Theresa May’s speech to the CBI conference this morning, trailed in the newspapers, perfectly illustrates the economic policy bind she is in. In one breath she will say:
“In the autumn statement on Wednesday, we will commit to substantial real terms increases in government investment in R&D investing an extra £2bn a year by the end of this parliament to help put post-Brexit Britain at the cutting edge of science and tech.”
In another clip from the same speech, she will say, “my aim is not simply for the UK to have the lowest corporate tax rate in the G20, but also one that is profoundly pro-innovation.” So basically, she plans to spend more money to stimulate the economy as it goes through its current “adjustment” while at the same time cutting corporation tax. It doesn’t take an economics degree to understand that if you increase expenditure while cutting taxation, unless the economy grows at a phenomenal rate you will end up with a rather large deficit.
The problem is that May really has to do both. Members may argue that “Remoaners” are engaging in a “whinge-a-thon”, but the facts suggest that the government is definitely treating Brexit like a crisis situation, rather akin to a large stock market crash. This is the only logic for why the previous Tory insistence on deficit reduction has been seemingly jettisoned completely – we are in an emergency.
Tech and innovation investment by the government is small potatoes compared to the larger problems the government faces in this regard. In her last conference speech, May told those “barely managing” that the public finances will be aimed at them for the foreseeable future. How can she renege on this and still expect to mop up those voters she is clearly targeting, the poorer ones who voted Leave? Simultaneously, she must promise corporations lower tax so that business doesn’t flee in the face of Brexit uncertainty.

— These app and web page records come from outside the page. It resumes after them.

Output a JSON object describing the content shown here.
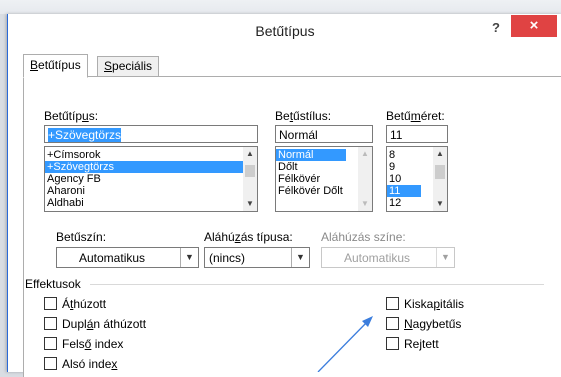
{
  "dialog": {
    "title": "Betűtípus",
    "help": "?",
    "close": "×"
  },
  "tabs": [
    {
      "pre": "",
      "acc": "B",
      "post": "etűtípus"
    },
    {
      "pre": "",
      "acc": "S",
      "post": "peciális"
    }
  ],
  "font": {
    "label_pre": "Betűtíp",
    "label_acc": "u",
    "label_post": "s:",
    "value": "+Szövegtörzs",
    "items": [
      "+Címsorok",
      "+Szövegtörzs",
      "Agency FB",
      "Aharoni",
      "Aldhabi"
    ],
    "selected": "+Szövegtörzs"
  },
  "style": {
    "label_pre": "Be",
    "label_acc": "t",
    "label_post": "űstílus:",
    "value": "Normál",
    "items": [
      "Normál",
      "Dőlt",
      "Félkövér",
      "Félkövér Dőlt"
    ],
    "selected": "Normál"
  },
  "size": {
    "label_pre": "Betű",
    "label_acc": "m",
    "label_post": "éret:",
    "value": "11",
    "items": [
      "8",
      "9",
      "10",
      "11",
      "12"
    ],
    "selected": "11"
  },
  "fontcolor": {
    "label": "Betűszín:",
    "value": "Automatikus"
  },
  "underline": {
    "label_pre": "Aláhú",
    "label_acc": "z",
    "label_post": "ás típusa:",
    "value": "(nincs)"
  },
  "underline_color": {
    "label": "Aláhúzás színe:",
    "value": "Automatikus"
  },
  "effects": {
    "title": "Effektusok",
    "left": [
      {
        "pre": "Á",
        "acc": "t",
        "post": "húzott"
      },
      {
        "pre": "Dupl",
        "acc": "á",
        "post": "n áthúzott"
      },
      {
        "pre": "Fels",
        "acc": "ő",
        "post": " index"
      },
      {
        "pre": "Alsó inde",
        "acc": "x",
        "post": ""
      }
    ],
    "right": [
      {
        "pre": "Kiska",
        "acc": "p",
        "post": "itális"
      },
      {
        "pre": "",
        "acc": "N",
        "post": "agybetűs"
      },
      {
        "pre": "Re",
        "acc": "j",
        "post": "tett"
      }
    ]
  },
  "colors": {
    "accent": "#3399ff",
    "close": "#e04343",
    "arrow": "#3b7ddd"
  }
}
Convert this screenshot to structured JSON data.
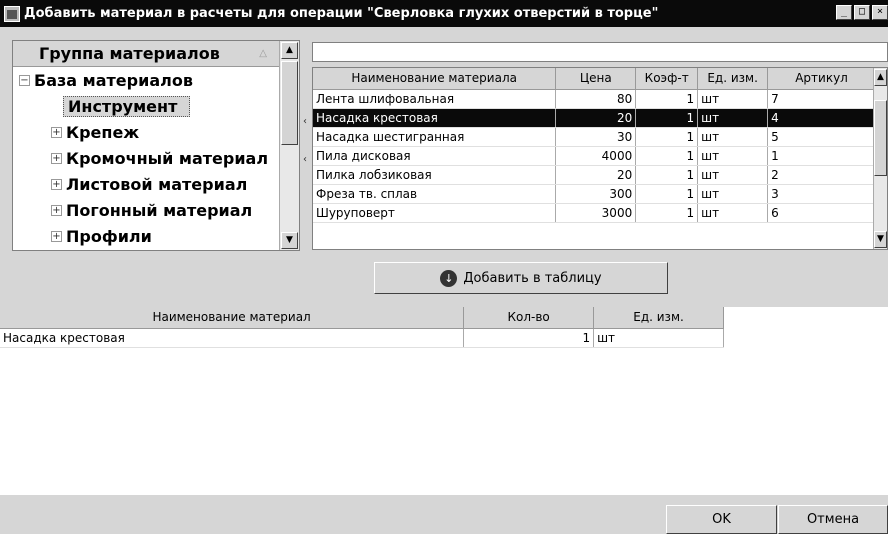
{
  "window": {
    "title": "Добавить материал в расчеты для операции \"Сверловка глухих отверстий в торце\"",
    "buttons": [
      "_",
      "□",
      "×"
    ]
  },
  "tree": {
    "header": "Группа материалов",
    "root": "База материалов",
    "items": [
      {
        "label": "Инструмент",
        "expander": ""
      },
      {
        "label": "Крепеж",
        "expander": "+"
      },
      {
        "label": "Кромочный материал",
        "expander": "+"
      },
      {
        "label": "Листовой материал",
        "expander": "+"
      },
      {
        "label": "Погонный материал",
        "expander": "+"
      },
      {
        "label": "Профили",
        "expander": "+"
      }
    ]
  },
  "materials": {
    "search_value": "",
    "columns": [
      "Наименование материала",
      "Цена",
      "Коэф-т",
      "Ед. изм.",
      "Артикул"
    ],
    "rows": [
      [
        "Лента шлифовальная",
        "80",
        "1",
        "шт",
        "7"
      ],
      [
        "Насадка крестовая",
        "20",
        "1",
        "шт",
        "4"
      ],
      [
        "Насадка шестигранная",
        "30",
        "1",
        "шт",
        "5"
      ],
      [
        "Пила дисковая",
        "4000",
        "1",
        "шт",
        "1"
      ],
      [
        "Пилка лобзиковая",
        "20",
        "1",
        "шт",
        "2"
      ],
      [
        "Фреза тв. сплав",
        "300",
        "1",
        "шт",
        "3"
      ],
      [
        "Шуруповерт",
        "3000",
        "1",
        "шт",
        "6"
      ]
    ],
    "selected_index": 1
  },
  "add_button": {
    "label": "Добавить в таблицу",
    "icon": "arrow-down-circle-icon"
  },
  "selected_materials": {
    "columns": [
      "Наименование материал",
      "Кол-во",
      "Ед. изм."
    ],
    "rows": [
      [
        "Насадка крестовая",
        "1",
        "шт"
      ]
    ]
  },
  "footer": {
    "ok": "OK",
    "cancel": "Отмена"
  },
  "colors": {
    "titlebar": "#0a0a0a",
    "selection": "#0a0a0a",
    "panel": "#d6d6d6"
  }
}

How this ends is anyone’s guess, but if you want history to tell you anything then it’s that these things tend not to end very well at all. Say whatever you want about Osbornomics, it had a clear narrative and direction. Spending a lot of public money while slashing taxation, then at the same telling everyone that Brexit is an enormous opportunity that only metropolitan liberal elites would dare do down won’t last forever. It seems Theresa May is relying on one major thing to get her through all this: luck. And for all our sakes, I really do wish her luck.